I'm not going to go into much more than that for a summary about the series because in all honesty it has a great amount of continuity. That means a simple plot spans multiple episodes and before you know it the fourteenth episode will be looming just around the corner. That's really something that works in Tokyo Majin's favor; it's very fluid and fast paced. With that in mind I must admit that there's really nothing special about this show. The set up is unoriginal, the characters fit stereotypes, and the plot is somewhat cliché. Somehow the show still turns out to be a lot of fun though and it stands out much more than it should. Despite its flaws I'm going to recommend it because there's just something about it that feels refreshing for the action genre.

The DVD:

Video:

Tokyo Majin is presented with a 1.78:1 anamorphic widescreen aspect ratio. ADV's original transfer looked pretty good and by comparison FUNimation's squashing of seven episodes on each disc didn't hurt it too much. The picture is particularly clean with only a few occasions where grain and compression artifacts are noticeable, but other than that the image is pretty solid. The show is vibrant looking with some nice designs, though the animation isn't quite as good as one would hope. There are places where it looks like AIC was attempting to save on the budget and because of that portions of the series just don't look as smooth as they should have.

Audio:

Tokyo Majin comes with a 2.0 Japanese language track as well as a 5.1 English. The dubbing quality for both was good overall though I must admit that I felt the Japanese dub felt the most natural. I didn't fully appreciate some of the attempts made by members of the English voice cast. Technically speaking the quality is good as a whole and the 5.1 does offer a slightly better sense of immersion than the Japanese selection. Even so the differences weren't enough to sway my opinion on the dub but I must say that the English choice does present some nice use of the rear channels.

Extras:

Clean animations and trailers are all you're going to find here.

Final Thoughts:

If you're looking for a fun supernatural show Tokyo Majin is definitely the way to go. It may be painfully cliché and generic in parts, but the series has a nice energy to it that definitely works in its favor. This is the kind of show where you're either going to like what they were trying to do with it or you won't. I enjoyed it quite a bit though I can't really say that I'm in love. Sure it has its flaws, but it's still a lot of fun to watch. Consider it recommended.


Check out more of my reviews here. Head on over to my anime blog as well for random musings and reviews of anime, manga, and stuff from Japan!
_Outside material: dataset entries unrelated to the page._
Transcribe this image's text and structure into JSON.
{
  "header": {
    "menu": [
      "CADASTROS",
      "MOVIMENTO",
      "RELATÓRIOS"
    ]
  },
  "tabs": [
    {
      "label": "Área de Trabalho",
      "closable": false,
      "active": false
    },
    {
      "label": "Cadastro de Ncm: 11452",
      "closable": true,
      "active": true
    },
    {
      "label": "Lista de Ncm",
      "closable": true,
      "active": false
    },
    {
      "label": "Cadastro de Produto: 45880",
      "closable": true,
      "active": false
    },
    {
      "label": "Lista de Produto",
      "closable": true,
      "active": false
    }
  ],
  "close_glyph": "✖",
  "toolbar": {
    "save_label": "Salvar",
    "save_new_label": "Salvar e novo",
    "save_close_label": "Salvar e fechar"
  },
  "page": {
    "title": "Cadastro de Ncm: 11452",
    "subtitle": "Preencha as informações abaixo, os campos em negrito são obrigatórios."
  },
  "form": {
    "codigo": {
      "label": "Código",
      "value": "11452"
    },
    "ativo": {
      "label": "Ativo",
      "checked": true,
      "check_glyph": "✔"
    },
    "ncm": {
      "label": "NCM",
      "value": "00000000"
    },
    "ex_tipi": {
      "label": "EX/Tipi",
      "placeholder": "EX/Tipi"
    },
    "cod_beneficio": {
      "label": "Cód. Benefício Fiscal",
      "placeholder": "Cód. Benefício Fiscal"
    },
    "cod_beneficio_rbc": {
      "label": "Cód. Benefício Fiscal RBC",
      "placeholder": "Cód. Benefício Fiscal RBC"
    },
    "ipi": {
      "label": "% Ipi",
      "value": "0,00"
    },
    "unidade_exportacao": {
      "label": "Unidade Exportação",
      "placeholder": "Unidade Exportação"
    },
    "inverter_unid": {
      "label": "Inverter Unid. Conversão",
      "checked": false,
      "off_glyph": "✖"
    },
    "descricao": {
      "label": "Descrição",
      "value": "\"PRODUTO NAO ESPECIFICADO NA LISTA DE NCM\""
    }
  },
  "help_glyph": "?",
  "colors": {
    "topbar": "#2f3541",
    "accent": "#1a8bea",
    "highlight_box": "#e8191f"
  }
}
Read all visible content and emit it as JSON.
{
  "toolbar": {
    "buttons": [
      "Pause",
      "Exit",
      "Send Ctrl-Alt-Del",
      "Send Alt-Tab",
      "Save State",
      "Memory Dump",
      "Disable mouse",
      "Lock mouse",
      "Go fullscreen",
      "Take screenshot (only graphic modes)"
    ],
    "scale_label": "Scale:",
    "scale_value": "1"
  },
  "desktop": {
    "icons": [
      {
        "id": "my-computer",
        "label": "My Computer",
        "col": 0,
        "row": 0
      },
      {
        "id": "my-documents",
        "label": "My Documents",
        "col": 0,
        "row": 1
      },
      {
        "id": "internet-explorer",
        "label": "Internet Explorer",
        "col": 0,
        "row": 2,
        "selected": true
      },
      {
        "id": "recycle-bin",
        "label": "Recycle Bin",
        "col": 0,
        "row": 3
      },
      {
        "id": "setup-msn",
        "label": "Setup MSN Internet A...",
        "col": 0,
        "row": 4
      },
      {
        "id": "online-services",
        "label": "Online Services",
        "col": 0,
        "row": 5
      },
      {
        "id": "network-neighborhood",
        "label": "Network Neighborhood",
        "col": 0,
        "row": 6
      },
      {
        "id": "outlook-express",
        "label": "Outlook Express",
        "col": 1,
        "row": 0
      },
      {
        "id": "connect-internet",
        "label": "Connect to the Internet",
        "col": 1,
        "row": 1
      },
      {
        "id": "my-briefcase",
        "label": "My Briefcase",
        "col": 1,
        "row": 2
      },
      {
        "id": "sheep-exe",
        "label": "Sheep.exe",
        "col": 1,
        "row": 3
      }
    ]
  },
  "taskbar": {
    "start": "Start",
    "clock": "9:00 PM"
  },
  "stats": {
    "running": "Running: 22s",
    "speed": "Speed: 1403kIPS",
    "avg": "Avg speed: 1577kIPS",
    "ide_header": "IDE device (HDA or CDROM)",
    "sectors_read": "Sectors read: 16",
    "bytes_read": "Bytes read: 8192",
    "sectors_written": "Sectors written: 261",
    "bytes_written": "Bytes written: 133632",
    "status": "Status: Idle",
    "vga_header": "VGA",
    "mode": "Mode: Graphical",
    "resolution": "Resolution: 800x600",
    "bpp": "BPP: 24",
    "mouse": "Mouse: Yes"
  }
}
Popular Reviews
1. Barry Lyndon
2. Rawhead Rex
3. The Ghoul
4. Children Of The Corn
5. Junior Bonner
6. My Neighbor Totoro (GKIDS Release)
7. Spirited Away
8. Princess Mononoke: Collector's Edition
9. The Beguiled
10. Don't Torture A Duckling


Sponsored Links
DVD Blowouts
1.
2.
3.
4.
5.
6.
7.
Alien [Blu-ray]
Buy: $19.99 $9.99
8.
9.
10.
Sponsored Links
Release List Reviews Shop Newsletter Forum DVD Giveaways Blu-Ray Advertise
Copyright 2017 DVDTalk.com All Rights Reserved. Legal Info, Privacy Policy, Terms of Use